  • Organised by SNCC - increase voter registration
  • Mississippi - less than 7% of AA registered to vote
  • 1000 volunteers came from North to run Freedom Schools - take AA to voter registration offices
  • White people of Mississippi hostile - volunteers attack
  • 3 activists murdered - brought attention to campaign

SIGNIFICANCE:
- Prevented black people from registering
- Peaceful methods not successful
- Led to divides in Mississippi Democratic Party

Selma Campaign

1965

EVENTS:
- SCLC
- Selma - less than 2% AA registered to vote
- Authorities ignored Civil Rights Act
- Sheriff Jim Clark responded brutally to demonstrations
- Peaceful march from Selma to Montgomery - commemorate 10th anniversary of Montgomery Bus Boycotts
- 3 attempts + support of federal troops to complete march

SIGNIFICANCE:
- Violence persuaded Johnson to address issue of Voting Rights

Chicago Campaign

1966

EVENTS:
- MLK chose Chicago - highlight problem of economic + social inequality - had large, oppressed black community
- Mayor unwilling to take positive action to end racial discrimination
- MLK organised marches through white neighbourhoods
- Mayor agreed to negotiate but never carried out promises + made marches illegal

SIGNIFICANCE:
- MLK campaigns not guaranteed success
- Aims of campaign vague
- Couldn't change economy overnight - needed more funding
- Difficult to organise so many people
- AA less influenced by Christian ministers - viewed MLK as irrelevant

Poor People's Campaign

1968

EVENTS:
- Gathering of poor people in Washington DC in 1968
- Aimed to create coalition of poor of all races to demand laws to combat poverty
- MLK assassinated - 4th April 1968 - campaign fell apart

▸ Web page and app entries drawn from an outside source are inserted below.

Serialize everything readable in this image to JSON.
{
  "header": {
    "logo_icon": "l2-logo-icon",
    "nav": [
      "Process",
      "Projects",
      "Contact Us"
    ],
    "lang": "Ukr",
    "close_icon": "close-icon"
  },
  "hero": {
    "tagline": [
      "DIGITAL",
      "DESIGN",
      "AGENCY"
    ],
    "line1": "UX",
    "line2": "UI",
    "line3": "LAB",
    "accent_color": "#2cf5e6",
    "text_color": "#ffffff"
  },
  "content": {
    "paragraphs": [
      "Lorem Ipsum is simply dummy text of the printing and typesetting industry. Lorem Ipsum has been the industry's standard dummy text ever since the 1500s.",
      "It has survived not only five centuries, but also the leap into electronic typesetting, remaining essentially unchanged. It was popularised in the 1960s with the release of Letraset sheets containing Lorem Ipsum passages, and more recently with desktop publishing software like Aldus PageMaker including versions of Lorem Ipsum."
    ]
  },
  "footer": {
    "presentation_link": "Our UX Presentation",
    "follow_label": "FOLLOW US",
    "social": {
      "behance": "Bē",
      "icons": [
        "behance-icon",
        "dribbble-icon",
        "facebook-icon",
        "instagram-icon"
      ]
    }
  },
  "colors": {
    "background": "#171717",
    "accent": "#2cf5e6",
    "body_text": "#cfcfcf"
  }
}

SIGNIFICANCE:
- Demonstrated significance of MLK to movement